> _Problem to work on_: Extract all lines that hold "Accept" from the records below.

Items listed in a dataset

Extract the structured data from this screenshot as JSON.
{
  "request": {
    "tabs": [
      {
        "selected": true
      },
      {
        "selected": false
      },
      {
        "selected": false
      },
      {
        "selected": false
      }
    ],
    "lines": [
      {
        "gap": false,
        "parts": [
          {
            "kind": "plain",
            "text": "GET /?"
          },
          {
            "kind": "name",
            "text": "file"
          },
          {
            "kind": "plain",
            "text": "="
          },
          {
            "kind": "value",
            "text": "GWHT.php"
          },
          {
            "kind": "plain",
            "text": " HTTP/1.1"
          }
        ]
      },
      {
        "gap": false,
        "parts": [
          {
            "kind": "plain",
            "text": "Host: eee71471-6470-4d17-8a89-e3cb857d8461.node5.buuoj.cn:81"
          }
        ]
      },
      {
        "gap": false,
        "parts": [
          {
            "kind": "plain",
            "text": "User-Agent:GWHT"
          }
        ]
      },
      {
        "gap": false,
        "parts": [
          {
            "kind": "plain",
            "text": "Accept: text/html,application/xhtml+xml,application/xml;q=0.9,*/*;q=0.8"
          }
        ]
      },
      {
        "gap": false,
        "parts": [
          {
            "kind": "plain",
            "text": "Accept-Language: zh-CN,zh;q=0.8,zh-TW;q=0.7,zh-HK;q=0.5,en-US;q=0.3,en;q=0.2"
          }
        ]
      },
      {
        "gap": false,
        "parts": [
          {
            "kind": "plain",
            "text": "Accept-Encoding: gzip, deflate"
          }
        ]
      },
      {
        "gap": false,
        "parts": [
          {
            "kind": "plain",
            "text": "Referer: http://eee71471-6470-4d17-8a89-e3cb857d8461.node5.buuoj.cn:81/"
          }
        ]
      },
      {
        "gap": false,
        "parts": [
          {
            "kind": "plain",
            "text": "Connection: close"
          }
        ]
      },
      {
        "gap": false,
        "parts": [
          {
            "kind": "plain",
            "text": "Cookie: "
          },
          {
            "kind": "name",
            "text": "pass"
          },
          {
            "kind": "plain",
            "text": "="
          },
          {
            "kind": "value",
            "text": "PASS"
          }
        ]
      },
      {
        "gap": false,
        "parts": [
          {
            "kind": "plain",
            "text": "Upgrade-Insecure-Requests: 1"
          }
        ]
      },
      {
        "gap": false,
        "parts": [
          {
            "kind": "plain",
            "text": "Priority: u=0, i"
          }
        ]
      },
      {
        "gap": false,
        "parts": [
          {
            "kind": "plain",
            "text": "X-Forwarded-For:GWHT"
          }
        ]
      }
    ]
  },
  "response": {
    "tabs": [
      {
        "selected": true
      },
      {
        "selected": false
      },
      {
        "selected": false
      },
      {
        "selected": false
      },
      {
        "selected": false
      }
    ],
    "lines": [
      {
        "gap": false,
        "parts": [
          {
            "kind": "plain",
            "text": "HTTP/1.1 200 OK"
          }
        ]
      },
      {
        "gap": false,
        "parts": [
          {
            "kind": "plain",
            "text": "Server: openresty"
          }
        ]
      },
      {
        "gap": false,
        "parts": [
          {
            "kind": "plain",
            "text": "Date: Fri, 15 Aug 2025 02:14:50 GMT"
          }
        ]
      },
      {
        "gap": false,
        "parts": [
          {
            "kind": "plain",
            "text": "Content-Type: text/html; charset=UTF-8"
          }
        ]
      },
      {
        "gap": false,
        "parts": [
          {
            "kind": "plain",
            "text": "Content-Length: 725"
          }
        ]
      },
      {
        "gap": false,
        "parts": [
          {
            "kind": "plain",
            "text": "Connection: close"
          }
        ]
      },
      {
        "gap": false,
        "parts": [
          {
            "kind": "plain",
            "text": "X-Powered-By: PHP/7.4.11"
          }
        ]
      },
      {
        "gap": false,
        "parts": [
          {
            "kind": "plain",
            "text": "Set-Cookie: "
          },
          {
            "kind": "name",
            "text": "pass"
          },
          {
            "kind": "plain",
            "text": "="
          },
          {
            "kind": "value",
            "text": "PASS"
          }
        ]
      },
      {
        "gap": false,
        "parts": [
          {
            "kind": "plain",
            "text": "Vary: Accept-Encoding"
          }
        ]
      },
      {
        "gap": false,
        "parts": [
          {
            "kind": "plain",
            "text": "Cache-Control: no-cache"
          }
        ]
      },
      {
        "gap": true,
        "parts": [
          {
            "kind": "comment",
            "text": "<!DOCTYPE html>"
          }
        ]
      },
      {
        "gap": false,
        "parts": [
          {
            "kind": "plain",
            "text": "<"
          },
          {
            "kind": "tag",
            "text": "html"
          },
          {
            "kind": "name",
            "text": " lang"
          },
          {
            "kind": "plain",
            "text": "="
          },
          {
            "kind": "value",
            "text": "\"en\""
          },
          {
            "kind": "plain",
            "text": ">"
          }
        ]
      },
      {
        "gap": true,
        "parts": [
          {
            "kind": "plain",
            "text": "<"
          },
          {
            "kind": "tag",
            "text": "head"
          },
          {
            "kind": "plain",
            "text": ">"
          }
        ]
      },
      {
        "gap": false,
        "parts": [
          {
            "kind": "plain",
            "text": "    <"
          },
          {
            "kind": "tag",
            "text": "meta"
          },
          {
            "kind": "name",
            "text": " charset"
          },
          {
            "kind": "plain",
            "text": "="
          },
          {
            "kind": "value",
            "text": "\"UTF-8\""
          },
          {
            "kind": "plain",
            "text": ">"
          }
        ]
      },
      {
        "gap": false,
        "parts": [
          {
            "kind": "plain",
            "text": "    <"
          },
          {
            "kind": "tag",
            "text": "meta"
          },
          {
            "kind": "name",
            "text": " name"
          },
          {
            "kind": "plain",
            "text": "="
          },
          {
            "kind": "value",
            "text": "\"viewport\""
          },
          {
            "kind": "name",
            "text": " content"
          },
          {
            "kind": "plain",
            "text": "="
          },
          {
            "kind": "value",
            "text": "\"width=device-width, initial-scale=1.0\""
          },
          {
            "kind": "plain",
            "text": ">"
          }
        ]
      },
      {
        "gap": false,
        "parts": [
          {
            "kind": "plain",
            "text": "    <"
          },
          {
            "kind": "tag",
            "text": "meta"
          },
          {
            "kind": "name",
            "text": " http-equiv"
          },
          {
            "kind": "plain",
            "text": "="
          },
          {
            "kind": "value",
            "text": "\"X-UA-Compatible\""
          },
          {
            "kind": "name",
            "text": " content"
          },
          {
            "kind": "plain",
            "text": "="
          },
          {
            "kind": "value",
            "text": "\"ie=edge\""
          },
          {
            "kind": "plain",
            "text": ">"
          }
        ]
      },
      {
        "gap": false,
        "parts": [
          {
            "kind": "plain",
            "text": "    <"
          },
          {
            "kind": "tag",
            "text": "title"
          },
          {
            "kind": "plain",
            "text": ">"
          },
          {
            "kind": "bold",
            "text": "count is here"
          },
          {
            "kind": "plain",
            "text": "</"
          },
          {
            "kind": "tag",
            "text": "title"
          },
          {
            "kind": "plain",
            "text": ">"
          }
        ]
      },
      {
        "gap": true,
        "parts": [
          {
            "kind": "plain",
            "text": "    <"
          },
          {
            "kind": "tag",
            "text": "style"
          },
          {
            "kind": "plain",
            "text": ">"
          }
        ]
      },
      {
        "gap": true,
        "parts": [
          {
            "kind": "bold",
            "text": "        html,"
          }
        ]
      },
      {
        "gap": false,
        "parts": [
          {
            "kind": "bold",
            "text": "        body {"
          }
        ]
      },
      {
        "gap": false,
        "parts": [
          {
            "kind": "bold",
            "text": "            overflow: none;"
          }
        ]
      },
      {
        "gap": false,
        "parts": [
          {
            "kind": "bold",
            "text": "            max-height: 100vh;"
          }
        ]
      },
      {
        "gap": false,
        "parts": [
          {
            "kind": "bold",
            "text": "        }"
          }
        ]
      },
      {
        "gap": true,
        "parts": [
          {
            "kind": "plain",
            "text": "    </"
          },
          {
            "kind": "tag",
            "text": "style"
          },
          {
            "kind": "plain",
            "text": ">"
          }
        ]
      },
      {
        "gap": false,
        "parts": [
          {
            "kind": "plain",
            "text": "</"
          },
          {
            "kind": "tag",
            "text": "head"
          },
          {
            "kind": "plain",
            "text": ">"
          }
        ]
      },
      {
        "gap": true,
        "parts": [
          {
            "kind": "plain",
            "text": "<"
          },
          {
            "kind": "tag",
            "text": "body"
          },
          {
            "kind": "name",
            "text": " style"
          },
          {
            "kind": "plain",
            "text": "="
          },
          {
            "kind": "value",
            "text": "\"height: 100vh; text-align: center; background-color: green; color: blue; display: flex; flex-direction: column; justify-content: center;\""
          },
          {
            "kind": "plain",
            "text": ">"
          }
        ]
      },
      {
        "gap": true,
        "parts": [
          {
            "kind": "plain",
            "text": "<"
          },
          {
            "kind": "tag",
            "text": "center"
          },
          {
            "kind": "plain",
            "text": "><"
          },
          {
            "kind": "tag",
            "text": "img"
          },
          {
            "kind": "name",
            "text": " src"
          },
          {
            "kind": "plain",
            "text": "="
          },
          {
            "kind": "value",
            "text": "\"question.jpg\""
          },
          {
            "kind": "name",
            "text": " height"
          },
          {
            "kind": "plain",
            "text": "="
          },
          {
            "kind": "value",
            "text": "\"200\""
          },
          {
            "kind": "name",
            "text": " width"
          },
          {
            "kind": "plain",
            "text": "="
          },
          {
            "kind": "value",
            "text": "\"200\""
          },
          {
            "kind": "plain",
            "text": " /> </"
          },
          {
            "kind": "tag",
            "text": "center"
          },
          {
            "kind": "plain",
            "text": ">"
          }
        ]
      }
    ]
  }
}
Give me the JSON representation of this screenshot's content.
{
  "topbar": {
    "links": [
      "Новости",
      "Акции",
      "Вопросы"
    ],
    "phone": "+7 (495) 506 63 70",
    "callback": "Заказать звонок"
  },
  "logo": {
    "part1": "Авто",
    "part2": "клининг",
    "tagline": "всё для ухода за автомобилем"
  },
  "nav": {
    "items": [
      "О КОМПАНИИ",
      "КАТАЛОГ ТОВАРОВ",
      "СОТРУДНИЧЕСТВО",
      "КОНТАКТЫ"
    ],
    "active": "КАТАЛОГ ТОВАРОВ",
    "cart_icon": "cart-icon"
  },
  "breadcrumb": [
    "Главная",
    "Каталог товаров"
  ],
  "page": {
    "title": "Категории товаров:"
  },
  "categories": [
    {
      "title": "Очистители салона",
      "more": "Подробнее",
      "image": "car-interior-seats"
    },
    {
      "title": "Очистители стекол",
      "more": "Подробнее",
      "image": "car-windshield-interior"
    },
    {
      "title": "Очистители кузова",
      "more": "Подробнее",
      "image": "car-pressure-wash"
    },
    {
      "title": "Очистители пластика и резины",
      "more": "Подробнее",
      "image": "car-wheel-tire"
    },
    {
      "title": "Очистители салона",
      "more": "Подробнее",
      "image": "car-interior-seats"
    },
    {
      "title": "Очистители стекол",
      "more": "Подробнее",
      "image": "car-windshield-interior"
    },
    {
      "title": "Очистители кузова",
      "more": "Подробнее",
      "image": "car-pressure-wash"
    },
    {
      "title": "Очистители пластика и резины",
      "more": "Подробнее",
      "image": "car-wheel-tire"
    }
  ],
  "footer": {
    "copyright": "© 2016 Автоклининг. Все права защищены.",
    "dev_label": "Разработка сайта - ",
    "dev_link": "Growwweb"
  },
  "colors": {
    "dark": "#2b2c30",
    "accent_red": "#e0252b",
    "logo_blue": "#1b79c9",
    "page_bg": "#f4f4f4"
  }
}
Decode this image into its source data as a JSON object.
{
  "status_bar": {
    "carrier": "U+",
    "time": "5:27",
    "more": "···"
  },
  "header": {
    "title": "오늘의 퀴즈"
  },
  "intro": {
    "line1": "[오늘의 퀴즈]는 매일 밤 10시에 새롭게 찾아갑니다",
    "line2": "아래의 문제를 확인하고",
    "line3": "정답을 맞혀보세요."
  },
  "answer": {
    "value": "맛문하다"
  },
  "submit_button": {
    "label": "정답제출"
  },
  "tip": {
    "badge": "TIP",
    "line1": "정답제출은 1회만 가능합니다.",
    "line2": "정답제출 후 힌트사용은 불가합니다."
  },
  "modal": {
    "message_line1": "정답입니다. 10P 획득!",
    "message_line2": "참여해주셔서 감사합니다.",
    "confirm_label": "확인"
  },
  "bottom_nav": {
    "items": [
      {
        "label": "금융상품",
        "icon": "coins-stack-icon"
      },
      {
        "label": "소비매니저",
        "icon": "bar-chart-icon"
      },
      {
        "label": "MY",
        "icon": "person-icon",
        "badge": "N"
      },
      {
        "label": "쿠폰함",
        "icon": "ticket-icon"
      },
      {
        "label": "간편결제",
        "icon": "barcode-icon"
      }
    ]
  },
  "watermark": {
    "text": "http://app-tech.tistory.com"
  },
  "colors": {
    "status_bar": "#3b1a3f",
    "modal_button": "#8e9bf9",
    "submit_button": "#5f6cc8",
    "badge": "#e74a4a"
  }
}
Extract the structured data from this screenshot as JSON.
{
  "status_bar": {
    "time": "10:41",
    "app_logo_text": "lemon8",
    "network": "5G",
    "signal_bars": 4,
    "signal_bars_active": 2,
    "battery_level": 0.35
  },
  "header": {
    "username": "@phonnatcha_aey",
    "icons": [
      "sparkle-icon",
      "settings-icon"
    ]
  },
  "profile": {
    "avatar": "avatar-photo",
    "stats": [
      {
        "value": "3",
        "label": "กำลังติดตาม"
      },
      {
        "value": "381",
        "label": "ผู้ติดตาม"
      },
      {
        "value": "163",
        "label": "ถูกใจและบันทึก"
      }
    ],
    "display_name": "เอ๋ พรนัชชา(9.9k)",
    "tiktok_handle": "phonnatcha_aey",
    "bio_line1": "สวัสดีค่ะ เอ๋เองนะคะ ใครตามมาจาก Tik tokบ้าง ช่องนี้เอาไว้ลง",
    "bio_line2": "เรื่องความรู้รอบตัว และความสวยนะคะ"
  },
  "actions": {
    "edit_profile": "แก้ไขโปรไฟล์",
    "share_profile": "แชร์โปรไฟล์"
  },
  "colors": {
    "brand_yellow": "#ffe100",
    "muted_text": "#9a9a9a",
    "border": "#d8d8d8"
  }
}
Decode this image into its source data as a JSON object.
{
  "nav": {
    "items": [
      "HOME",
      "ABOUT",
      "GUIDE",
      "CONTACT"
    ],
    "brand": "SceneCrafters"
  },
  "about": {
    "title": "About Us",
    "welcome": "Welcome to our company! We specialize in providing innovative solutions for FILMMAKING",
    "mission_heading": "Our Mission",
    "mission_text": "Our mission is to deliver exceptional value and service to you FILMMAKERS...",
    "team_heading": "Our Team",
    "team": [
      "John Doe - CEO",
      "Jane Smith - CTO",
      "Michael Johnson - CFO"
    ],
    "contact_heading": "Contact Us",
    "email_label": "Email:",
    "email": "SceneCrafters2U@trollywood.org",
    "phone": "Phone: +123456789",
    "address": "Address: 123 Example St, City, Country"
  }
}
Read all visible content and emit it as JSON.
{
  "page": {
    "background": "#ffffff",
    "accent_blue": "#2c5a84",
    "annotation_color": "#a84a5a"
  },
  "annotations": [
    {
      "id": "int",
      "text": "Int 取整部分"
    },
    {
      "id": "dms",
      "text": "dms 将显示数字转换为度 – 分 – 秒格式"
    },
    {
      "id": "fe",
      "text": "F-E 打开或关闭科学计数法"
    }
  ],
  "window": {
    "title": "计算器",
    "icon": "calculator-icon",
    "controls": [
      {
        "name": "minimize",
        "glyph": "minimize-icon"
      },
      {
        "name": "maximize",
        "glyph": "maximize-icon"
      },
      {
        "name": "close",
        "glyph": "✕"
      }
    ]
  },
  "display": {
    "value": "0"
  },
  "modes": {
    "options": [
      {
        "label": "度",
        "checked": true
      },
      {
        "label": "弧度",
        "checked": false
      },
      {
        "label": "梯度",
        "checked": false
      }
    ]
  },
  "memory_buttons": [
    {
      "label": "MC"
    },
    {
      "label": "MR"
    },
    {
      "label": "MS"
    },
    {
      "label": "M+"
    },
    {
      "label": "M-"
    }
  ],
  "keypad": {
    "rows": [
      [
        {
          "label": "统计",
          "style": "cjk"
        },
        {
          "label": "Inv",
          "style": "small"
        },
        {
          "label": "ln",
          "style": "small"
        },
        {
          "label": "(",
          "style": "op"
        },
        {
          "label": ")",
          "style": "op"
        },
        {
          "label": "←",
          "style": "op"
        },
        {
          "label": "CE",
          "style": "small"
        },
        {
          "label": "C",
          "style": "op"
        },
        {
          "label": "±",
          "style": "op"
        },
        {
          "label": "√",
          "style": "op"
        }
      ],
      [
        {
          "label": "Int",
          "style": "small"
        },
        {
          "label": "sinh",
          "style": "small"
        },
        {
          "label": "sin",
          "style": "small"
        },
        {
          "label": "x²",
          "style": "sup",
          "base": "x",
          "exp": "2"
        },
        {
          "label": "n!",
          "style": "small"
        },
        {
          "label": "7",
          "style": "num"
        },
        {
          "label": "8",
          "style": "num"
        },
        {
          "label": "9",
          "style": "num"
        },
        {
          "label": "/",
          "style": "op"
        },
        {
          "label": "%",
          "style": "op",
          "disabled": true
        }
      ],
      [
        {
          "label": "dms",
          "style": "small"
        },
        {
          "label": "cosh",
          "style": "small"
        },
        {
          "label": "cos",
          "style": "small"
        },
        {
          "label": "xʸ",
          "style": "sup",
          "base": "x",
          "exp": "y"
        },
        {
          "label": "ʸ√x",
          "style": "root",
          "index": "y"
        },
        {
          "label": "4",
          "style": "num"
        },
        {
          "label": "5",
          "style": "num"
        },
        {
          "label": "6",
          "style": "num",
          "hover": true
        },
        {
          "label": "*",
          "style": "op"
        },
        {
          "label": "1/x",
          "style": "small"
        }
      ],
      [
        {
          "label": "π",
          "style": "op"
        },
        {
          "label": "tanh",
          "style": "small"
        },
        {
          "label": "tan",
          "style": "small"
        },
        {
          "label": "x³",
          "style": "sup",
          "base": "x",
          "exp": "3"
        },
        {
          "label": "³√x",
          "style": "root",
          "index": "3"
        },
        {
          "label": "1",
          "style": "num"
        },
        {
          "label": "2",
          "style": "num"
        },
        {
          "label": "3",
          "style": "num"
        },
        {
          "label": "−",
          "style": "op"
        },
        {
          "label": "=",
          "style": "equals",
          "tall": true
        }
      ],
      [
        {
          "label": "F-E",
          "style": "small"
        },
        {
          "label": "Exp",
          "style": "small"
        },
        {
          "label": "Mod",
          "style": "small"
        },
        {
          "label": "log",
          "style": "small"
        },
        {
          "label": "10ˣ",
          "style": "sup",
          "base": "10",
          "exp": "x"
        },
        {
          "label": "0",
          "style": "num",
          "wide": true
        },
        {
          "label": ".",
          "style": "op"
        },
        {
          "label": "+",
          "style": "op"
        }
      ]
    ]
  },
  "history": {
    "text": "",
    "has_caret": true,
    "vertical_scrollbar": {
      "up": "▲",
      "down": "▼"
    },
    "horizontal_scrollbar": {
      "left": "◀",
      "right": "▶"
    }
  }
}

> _Answer to the problem_:
            "text": "Accept: text/html,application/xhtml+xml,application/xml;q=0.9,*/*;q=0.8"
            "text": "Accept-Language: zh-CN,zh;q=0.8,zh-TW;q=0.7,zh-HK;q=0.5,en-US;q=0.3,en;q=0.2"
            "text": "Accept-Encoding: gzip, deflate"
            "text": "Vary: Accept-Encoding"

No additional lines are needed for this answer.